Syrian refugees and local relief organisations in Jordan have warned of what they're calling a "humanitarian catastrophe" that may affect 229,000 refugees outside the camps who no longer receive cash support from the World Food Programme due to "lack of funds".
The global United Nations programme, which has been suffering from financial difficulties for the past year, has stopped providing daily food-vouchers to nearly 229,000 Syrian refugees living outside camps in Jordan, while maintaining support for nearly 211,000 refugees inside the camps.
According to the refugees: "the reduction has had a negative impact on food security for the majority of refugees, where many of them have resorted to harsh measures such as taking their children out of school to send them to work and being forced to borrow large sums of money."
The measures have affected Nasser Al-Zoubi, who supports a family of nine individuals inside the Zaatari refugee camp.

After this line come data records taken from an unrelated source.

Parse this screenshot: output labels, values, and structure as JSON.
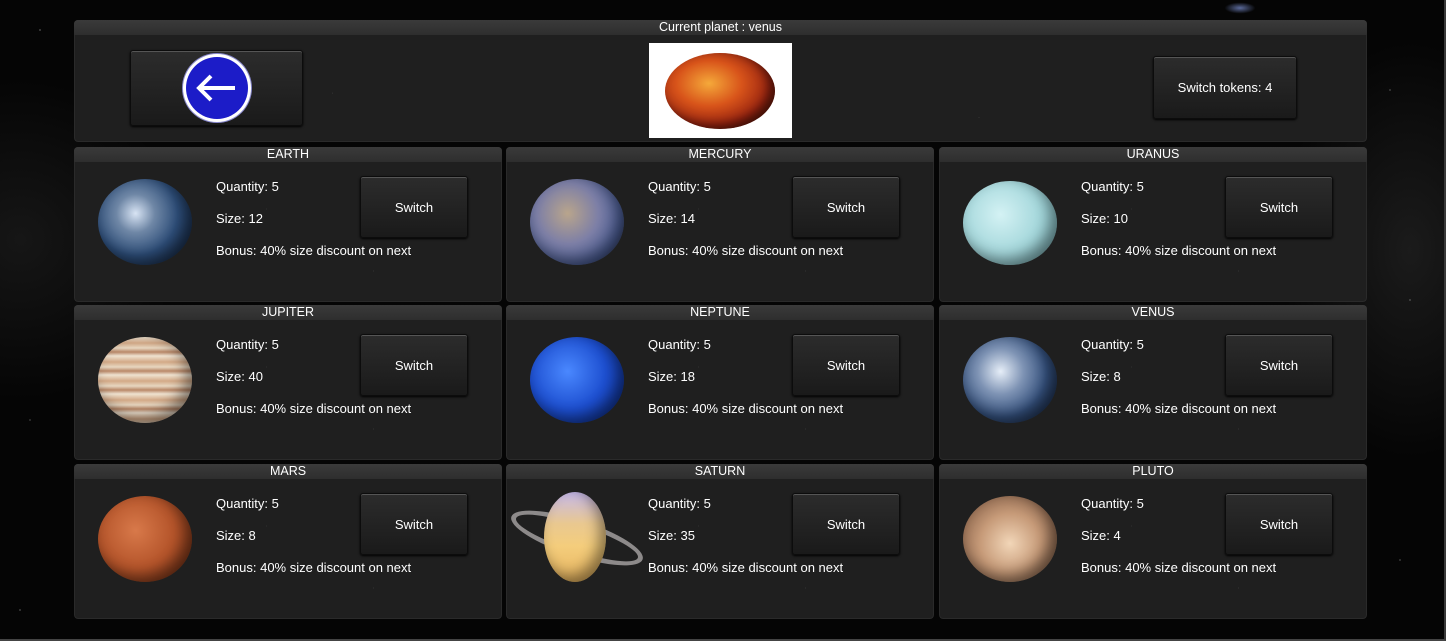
{
  "header": {
    "title": "Current planet : venus",
    "back_icon": "arrow-left-icon",
    "tokens_label": "Switch tokens: 4",
    "current_planet": "venus"
  },
  "planets": [
    {
      "name": "EARTH",
      "quantity": "Quantity: 5",
      "size": "Size: 12",
      "bonus": "Bonus: 40% size discount on next",
      "button": "Switch"
    },
    {
      "name": "MERCURY",
      "quantity": "Quantity: 5",
      "size": "Size: 14",
      "bonus": "Bonus: 40% size discount on next",
      "button": "Switch"
    },
    {
      "name": "URANUS",
      "quantity": "Quantity: 5",
      "size": "Size: 10",
      "bonus": "Bonus: 40% size discount on next",
      "button": "Switch"
    },
    {
      "name": "JUPITER",
      "quantity": "Quantity: 5",
      "size": "Size: 40",
      "bonus": "Bonus: 40% size discount on next",
      "button": "Switch"
    },
    {
      "name": "NEPTUNE",
      "quantity": "Quantity: 5",
      "size": "Size: 18",
      "bonus": "Bonus: 40% size discount on next",
      "button": "Switch"
    },
    {
      "name": "VENUS",
      "quantity": "Quantity: 5",
      "size": "Size: 8",
      "bonus": "Bonus: 40% size discount on next",
      "button": "Switch"
    },
    {
      "name": "MARS",
      "quantity": "Quantity: 5",
      "size": "Size: 8",
      "bonus": "Bonus: 40% size discount on next",
      "button": "Switch"
    },
    {
      "name": "SATURN",
      "quantity": "Quantity: 5",
      "size": "Size: 35",
      "bonus": "Bonus: 40% size discount on next",
      "button": "Switch"
    },
    {
      "name": "PLUTO",
      "quantity": "Quantity: 5",
      "size": "Size: 4",
      "bonus": "Bonus: 40% size discount on next",
      "button": "Switch"
    }
  ],
  "colors": {
    "panel_bg": "#1f1f1f",
    "title_bar": "#333333",
    "text": "#ffffff",
    "back_button_blue": "#1c1cc8"
  }
}
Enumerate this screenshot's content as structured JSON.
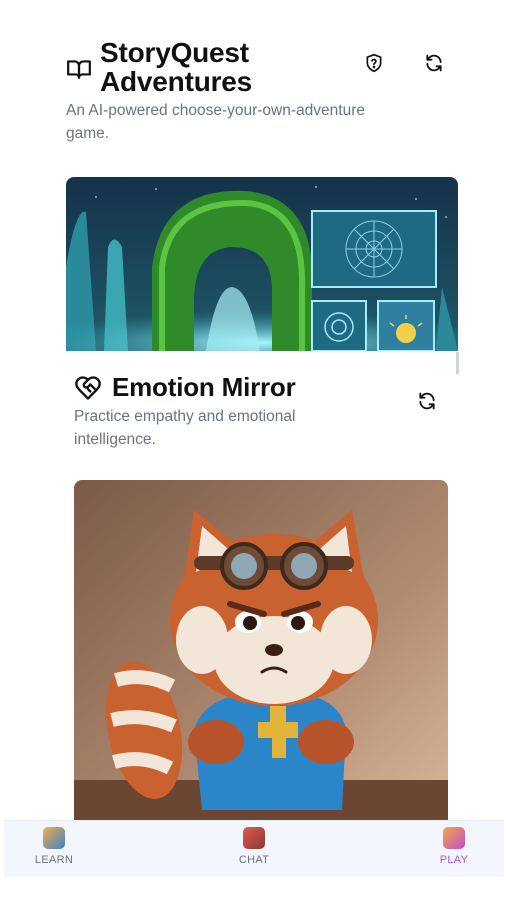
{
  "header": {
    "title": "StoryQuest Adventures",
    "subtitle": "An AI-powered choose-your-own-adventure game.",
    "book_icon": "book-open-icon",
    "help_icon": "shield-question-icon",
    "refresh_icon": "refresh-icon"
  },
  "card2": {
    "title": "Emotion Mirror",
    "subtitle": "Practice empathy and emotional intelligence.",
    "icon": "heart-handshake-icon",
    "refresh_icon": "refresh-icon"
  },
  "nav": {
    "items": [
      {
        "label": "LEARN",
        "icon": "learn-tile-icon"
      },
      {
        "label": "CHAT",
        "icon": "chat-tile-icon"
      },
      {
        "label": "PLAY",
        "icon": "play-tile-icon",
        "active": true
      }
    ]
  },
  "colors": {
    "active_nav": "#a855f7",
    "muted_text": "#6b7280",
    "nav_bg": "#f3f7fd"
  }
}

Al-Zoubi used to be paid 220 Jordanian dinars ($310) per month, which has now been reduced to 70 dinars ($98). But Al-Zoubi's situation is still considered better than that of many other families outside the camps who have stopped receiving food aid entirely.
Zayed Hammad, the President of the Holy Book and Sunna relief agency, has warned in an interview with Arabi 21 newspaper of "a tragedy and a real disaster which the Syrian refugees in Jordan will face during the coming period." Hammad has called on European countries and Arab and Islamic states "to bear their humanitarian responsibilities and to support the World Food Programme in different places where Syrian refugees exist."
"Local relief associations cannot cover for the support provided by the global food programme, which used to spend almost $35 million a month on the refugee programme; this number is way beyond the capacity of the relief associations. However, we seek to help the most needy families and offer them any simple support," he added.
Hammad believes that "European support for the World Food Programme had stopped due to "political reasons" and that fact that "Europe has received thousands of Syrian refugees, with many EU countries turning into host countries."
The media spokesperson for the World Food Programme, Abeer Etefa, confirmed the fact that the programme's decision to stop providing aid is not a temporary one, and is due to a chronic lack funding. "The decision to stop the support is not a political decision, but came as a result of weak support for the programme," she said.
"We did not have a choice and we had to reconsider the list of refugees in the host countries and to focus on the poorest families. We acknowledge that everyone needs help, but in the case of a lack of funds, we have to continue to support families that need help the most, especially inside the camps where there are no jobs for the refugees," Etefa explained.
The World Food Programme has appealed to donor countries "to donate the necessary support to continue providing assistance to refugees, with an amount estimated at $39 million to cover the programme's needs in Jordan alone over the next four months."
The estimated number of Syrian refugees in the camps is 211,000, while the Jordanian government says the number of those outside the camps has reached 1.3 million.